* [REQUIREMENT]: Make an exact copy of the records below. Include every line.
─── MATERIAL FOR THE TASK
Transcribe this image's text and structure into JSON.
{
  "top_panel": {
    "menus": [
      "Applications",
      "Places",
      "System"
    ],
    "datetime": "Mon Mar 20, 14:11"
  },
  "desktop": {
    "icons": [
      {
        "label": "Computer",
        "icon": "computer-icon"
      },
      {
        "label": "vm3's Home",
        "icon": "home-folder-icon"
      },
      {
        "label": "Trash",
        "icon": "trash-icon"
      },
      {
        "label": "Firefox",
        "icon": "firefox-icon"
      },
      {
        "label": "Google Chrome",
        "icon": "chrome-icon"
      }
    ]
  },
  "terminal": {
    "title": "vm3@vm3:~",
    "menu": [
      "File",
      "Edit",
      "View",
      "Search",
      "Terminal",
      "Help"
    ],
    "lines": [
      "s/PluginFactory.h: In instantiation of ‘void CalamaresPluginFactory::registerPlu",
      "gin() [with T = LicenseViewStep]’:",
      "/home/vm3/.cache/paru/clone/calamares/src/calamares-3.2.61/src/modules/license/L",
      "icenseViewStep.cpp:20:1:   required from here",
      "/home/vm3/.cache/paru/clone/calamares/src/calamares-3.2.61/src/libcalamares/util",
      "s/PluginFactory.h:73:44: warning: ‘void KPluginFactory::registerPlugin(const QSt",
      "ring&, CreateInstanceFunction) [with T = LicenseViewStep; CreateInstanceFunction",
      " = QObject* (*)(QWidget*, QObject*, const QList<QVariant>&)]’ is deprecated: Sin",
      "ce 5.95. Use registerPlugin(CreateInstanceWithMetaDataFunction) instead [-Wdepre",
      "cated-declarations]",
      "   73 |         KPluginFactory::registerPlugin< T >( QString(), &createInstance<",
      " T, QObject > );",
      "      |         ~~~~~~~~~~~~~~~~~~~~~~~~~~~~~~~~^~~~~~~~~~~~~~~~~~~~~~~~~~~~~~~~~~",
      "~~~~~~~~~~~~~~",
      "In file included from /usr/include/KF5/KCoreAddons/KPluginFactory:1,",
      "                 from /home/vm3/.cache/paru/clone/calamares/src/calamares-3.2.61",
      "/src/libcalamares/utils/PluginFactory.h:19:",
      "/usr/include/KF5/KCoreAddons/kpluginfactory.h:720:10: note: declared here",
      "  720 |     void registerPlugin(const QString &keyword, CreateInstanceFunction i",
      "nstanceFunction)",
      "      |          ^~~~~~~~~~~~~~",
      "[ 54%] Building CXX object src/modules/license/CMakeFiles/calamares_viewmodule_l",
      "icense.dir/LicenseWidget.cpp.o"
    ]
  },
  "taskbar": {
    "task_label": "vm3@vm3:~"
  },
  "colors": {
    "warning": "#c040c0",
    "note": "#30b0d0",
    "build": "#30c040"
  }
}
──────
* [FINISHED TASK]:
Transcribe this image's text and structure into JSON.
{
  "top_panel": {
    "menus": [
      "Applications",
      "Places",
      "System"
    ],
    "datetime": "Mon Mar 20, 14:11"
  },
  "desktop": {
    "icons": [
      {
        "label": "Computer",
        "icon": "computer-icon"
      },
      {
        "label": "vm3's Home",
        "icon": "home-folder-icon"
      },
      {
        "label": "Trash",
        "icon": "trash-icon"
      },
      {
        "label": "Firefox",
        "icon": "firefox-icon"
      },
      {
        "label": "Google Chrome",
        "icon": "chrome-icon"
      }
    ]
  },
  "terminal": {
    "title": "vm3@vm3:~",
    "menu": [
      "File",
      "Edit",
      "View",
      "Search",
      "Terminal",
      "Help"
    ],
    "lines": [
      "s/PluginFactory.h: In instantiation of ‘void CalamaresPluginFactory::registerPlu",
      "gin() [with T = LicenseViewStep]’:",
      "/home/vm3/.cache/paru/clone/calamares/src/calamares-3.2.61/src/modules/license/L",
      "icenseViewStep.cpp:20:1:   required from here",
      "/home/vm3/.cache/paru/clone/calamares/src/calamares-3.2.61/src/libcalamares/util",
      "s/PluginFactory.h:73:44: warning: ‘void KPluginFactory::registerPlugin(const QSt",
      "ring&, CreateInstanceFunction) [with T = LicenseViewStep; CreateInstanceFunction",
      " = QObject* (*)(QWidget*, QObject*, const QList<QVariant>&)]’ is deprecated: Sin",
      "ce 5.95. Use registerPlugin(CreateInstanceWithMetaDataFunction) instead [-Wdepre",
      "cated-declarations]",
      "   73 |         KPluginFactory::registerPlugin< T >( QString(), &createInstance<",
      " T, QObject > );",
      "      |         ~~~~~~~~~~~~~~~~~~~~~~~~~~~~~~~~^~~~~~~~~~~~~~~~~~~~~~~~~~~~~~~~~~",
      "~~~~~~~~~~~~~~",
      "In file included from /usr/include/KF5/KCoreAddons/KPluginFactory:1,",
      "                 from /home/vm3/.cache/paru/clone/calamares/src/calamares-3.2.61",
      "/src/libcalamares/utils/PluginFactory.h:19:",
      "/usr/include/KF5/KCoreAddons/kpluginfactory.h:720:10: note: declared here",
      "  720 |     void registerPlugin(const QString &keyword, CreateInstanceFunction i",
      "nstanceFunction)",
      "      |          ^~~~~~~~~~~~~~",
      "[ 54%] Building CXX object src/modules/license/CMakeFiles/calamares_viewmodule_l",
      "icense.dir/LicenseWidget.cpp.o"
    ]
  },
  "taskbar": {
    "task_label": "vm3@vm3:~"
  },
  "colors": {
    "warning": "#c040c0",
    "note": "#30b0d0",
    "build": "#30c040"
  }
}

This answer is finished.